"Tucker is getting to us a little late this preseason, but he showed extremely well after taking a year off prior to his freshman year, so I wouldn't expect it to be long before he gets back up to full speed," Mark said. "Will made the most of his chances and is an important depth piece for us."
The Beavers open the season with a trio of non-conference doubleheaders leading into SCIAC play, which begins with eighth-place Claremont-Mudd-Scripps Colleges (11-26 overall, 9-19 SCIAC) followed by another non-conference game prior to seventh-place University of La Verne (18-21, 11-17) at the end of February. Caltech also welcomes a pair of East Coast teams over Spring Break and caps the regular season with a three-game series vs. Saint Katherine College at the end of April.
"It's a challenging schedule, but full of opportunity," Mark said. "We're excited to start early – we're kicking off the Division III season – and get into a rhythm before playing some big games. We have some good challenges in the non-conference, including a couple teams from out East, which is always a great experience."

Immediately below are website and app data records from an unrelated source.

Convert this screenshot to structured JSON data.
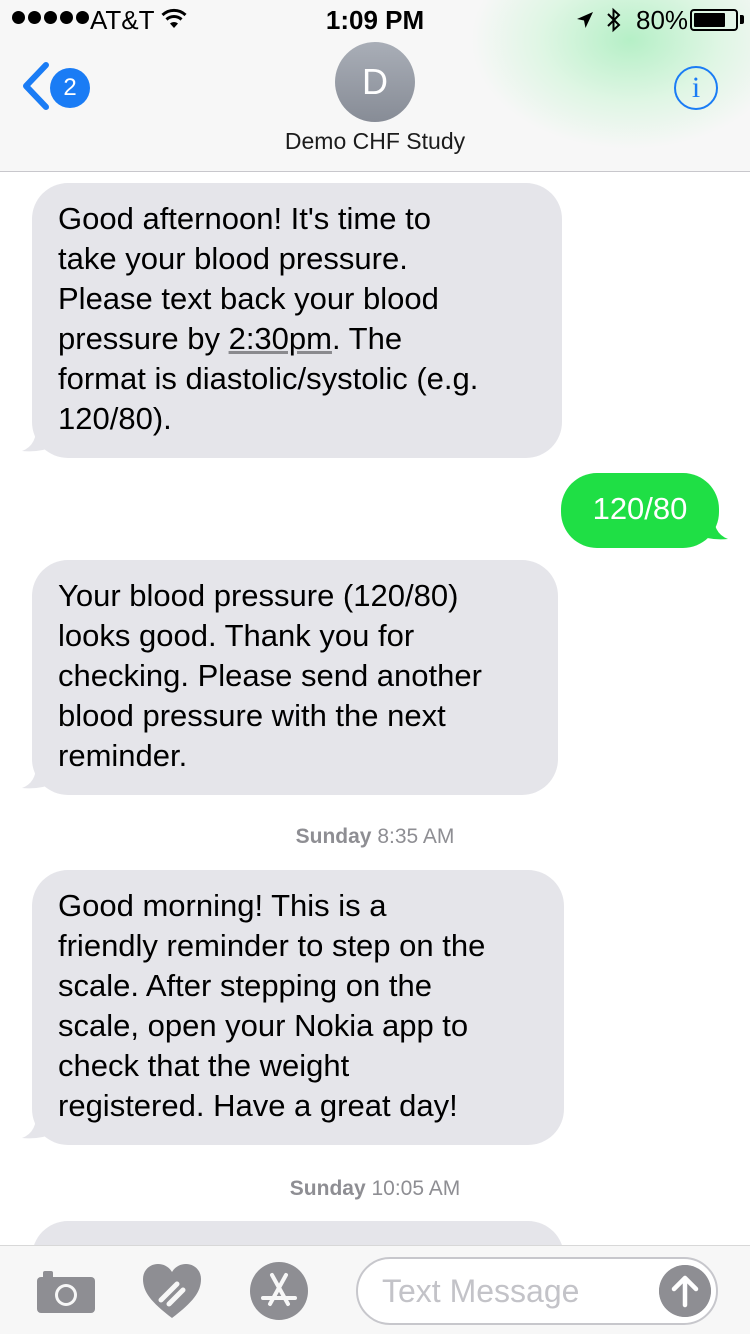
{
  "status_bar": {
    "carrier": "AT&T",
    "time": "1:09 PM",
    "battery": "80%",
    "battery_level": 0.8
  },
  "header": {
    "back_badge": "2",
    "avatar_initial": "D",
    "contact_name": "Demo CHF Study"
  },
  "messages": {
    "m1": {
      "line1": "Good afternoon! It's time to",
      "line2": "take your blood pressure.",
      "line3": "Please text back your blood",
      "line4_pre": "pressure by ",
      "line4_link": "2:30pm",
      "line4_post": ". The",
      "line5": "format is diastolic/systolic (e.g.",
      "line6": "120/80)."
    },
    "m2": {
      "text": "120/80"
    },
    "m3": {
      "line1": "Your blood pressure (120/80)",
      "line2": "looks good. Thank you for",
      "line3": "checking. Please send another",
      "line4": "blood pressure with the next",
      "line5": "reminder."
    },
    "ts1": {
      "day": "Sunday",
      "time": "8:35 AM"
    },
    "m4": {
      "line1": "Good morning! This is a",
      "line2": "friendly reminder to step on the",
      "line3": "scale. After stepping on the",
      "line4": "scale, open your Nokia app to",
      "line5": "check that the weight",
      "line6": "registered. Have a great day!"
    },
    "ts2": {
      "day": "Sunday",
      "time": "10:05 AM"
    }
  },
  "input_bar": {
    "placeholder": "Text Message"
  },
  "colors": {
    "ios_blue": "#1a7cf5",
    "sms_green": "#1fdf45",
    "incoming_gray": "#e5e5ea"
  }
}
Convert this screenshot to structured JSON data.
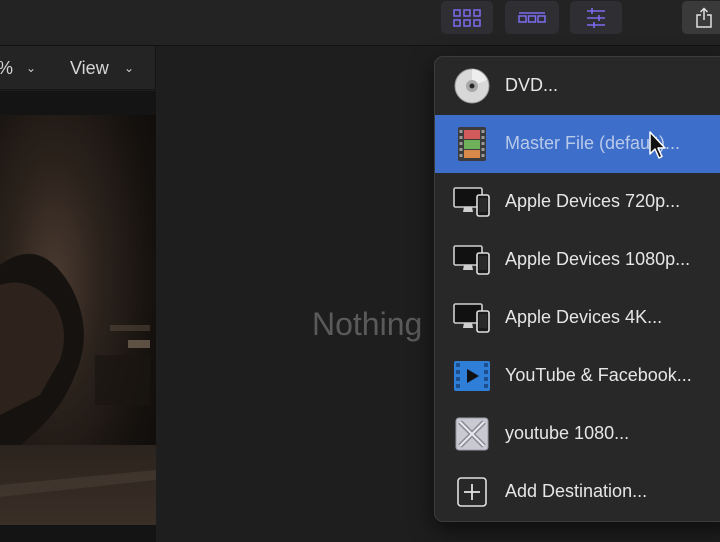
{
  "viewer": {
    "zoom_label": "%",
    "view_label": "View"
  },
  "empty_message": "Nothing",
  "share_menu": {
    "items": [
      {
        "label": "DVD...",
        "icon": "dvd-disc-icon"
      },
      {
        "label": "Master File (default)...",
        "icon": "master-file-filmstrip-icon",
        "selected": true
      },
      {
        "label": "Apple Devices 720p...",
        "icon": "apple-devices-icon"
      },
      {
        "label": "Apple Devices 1080p...",
        "icon": "apple-devices-icon"
      },
      {
        "label": "Apple Devices 4K...",
        "icon": "apple-devices-icon"
      },
      {
        "label": "YouTube & Facebook...",
        "icon": "youtube-facebook-icon"
      },
      {
        "label": "youtube 1080...",
        "icon": "compressor-icon"
      },
      {
        "label": "Add Destination...",
        "icon": "add-destination-icon"
      }
    ]
  },
  "colors": {
    "selected_row": "#3d6ec9",
    "toolbar_icon_accent": "#7b6cf0"
  }
}
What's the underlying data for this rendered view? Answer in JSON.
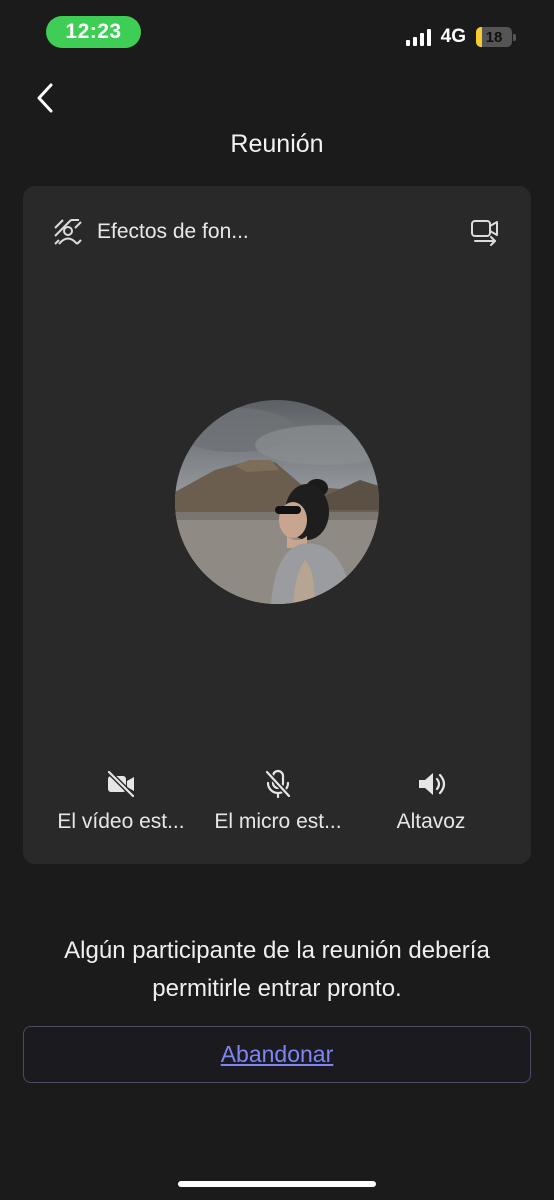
{
  "status_bar": {
    "time": "12:23",
    "network": "4G",
    "battery_level": "18",
    "time_pill_color": "#3fce55",
    "battery_color": "#f7cc2e"
  },
  "header": {
    "back_icon": "chevron-left-icon",
    "title": "Reunión"
  },
  "preview": {
    "effects_label": "Efectos de fon...",
    "effects_icon": "background-effects-icon",
    "switch_camera_icon": "switch-camera-icon",
    "avatar": "profile-photo"
  },
  "controls": [
    {
      "icon": "video-off-icon",
      "label": "El vídeo est..."
    },
    {
      "icon": "mic-off-icon",
      "label": "El micro est..."
    },
    {
      "icon": "speaker-icon",
      "label": "Altavoz"
    }
  ],
  "notice": "Algún participante de la reunión debería permitirle entrar pronto.",
  "leave_button": {
    "label": "Abandonar",
    "color": "#7f85f5"
  }
}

Mark and the Beavers open the season on their brand-new turf field on Sunday, Jan. 29 with a doubleheader against La Sierra University at 11 a.m./1 p.m.